Start of Block

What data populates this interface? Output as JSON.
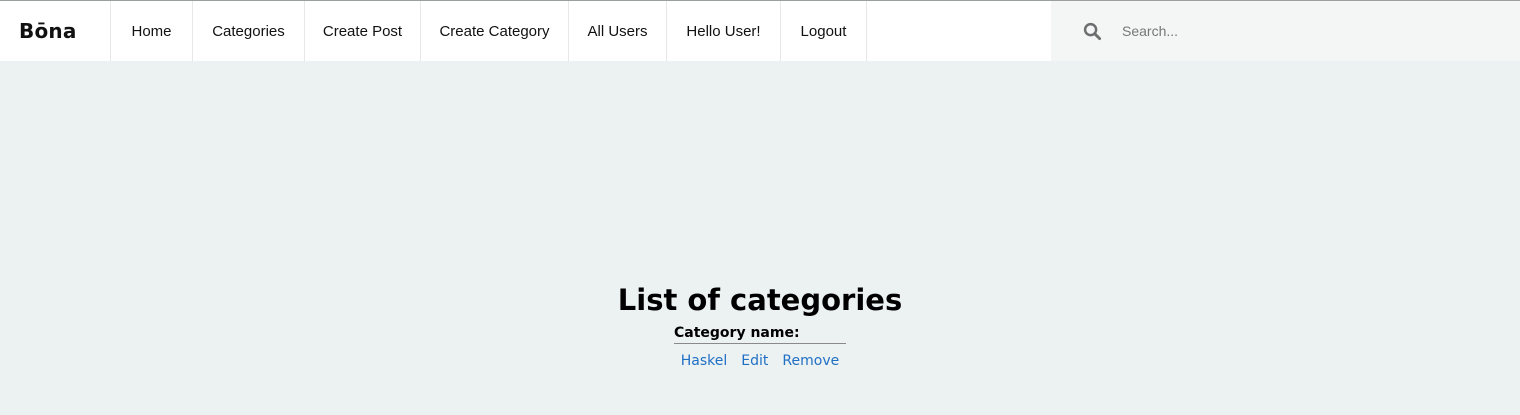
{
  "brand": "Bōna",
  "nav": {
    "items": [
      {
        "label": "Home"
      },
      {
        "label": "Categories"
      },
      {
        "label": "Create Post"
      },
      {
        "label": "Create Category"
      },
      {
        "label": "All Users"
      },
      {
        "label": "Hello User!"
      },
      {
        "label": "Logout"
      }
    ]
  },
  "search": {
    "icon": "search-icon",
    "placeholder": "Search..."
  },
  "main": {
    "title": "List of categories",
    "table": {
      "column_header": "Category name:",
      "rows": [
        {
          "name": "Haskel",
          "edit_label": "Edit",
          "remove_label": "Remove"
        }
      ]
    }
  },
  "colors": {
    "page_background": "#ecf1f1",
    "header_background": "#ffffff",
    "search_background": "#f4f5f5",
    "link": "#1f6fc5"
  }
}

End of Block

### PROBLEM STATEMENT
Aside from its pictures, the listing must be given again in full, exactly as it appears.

### WRITTEN REPLY
What data populates this interface? Output as JSON.
{
  "brand": "Bōna",
  "nav": {
    "items": [
      {
        "label": "Home"
      },
      {
        "label": "Categories"
      },
      {
        "label": "Create Post"
      },
      {
        "label": "Create Category"
      },
      {
        "label": "All Users"
      },
      {
        "label": "Hello User!"
      },
      {
        "label": "Logout"
      }
    ]
  },
  "search": {
    "icon": "search-icon",
    "placeholder": "Search..."
  },
  "main": {
    "title": "List of categories",
    "table": {
      "column_header": "Category name:",
      "rows": [
        {
          "name": "Haskel",
          "edit_label": "Edit",
          "remove_label": "Remove"
        }
      ]
    }
  },
  "colors": {
    "page_background": "#ecf1f1",
    "header_background": "#ffffff",
    "search_background": "#f4f5f5",
    "link": "#1f6fc5"
  }
}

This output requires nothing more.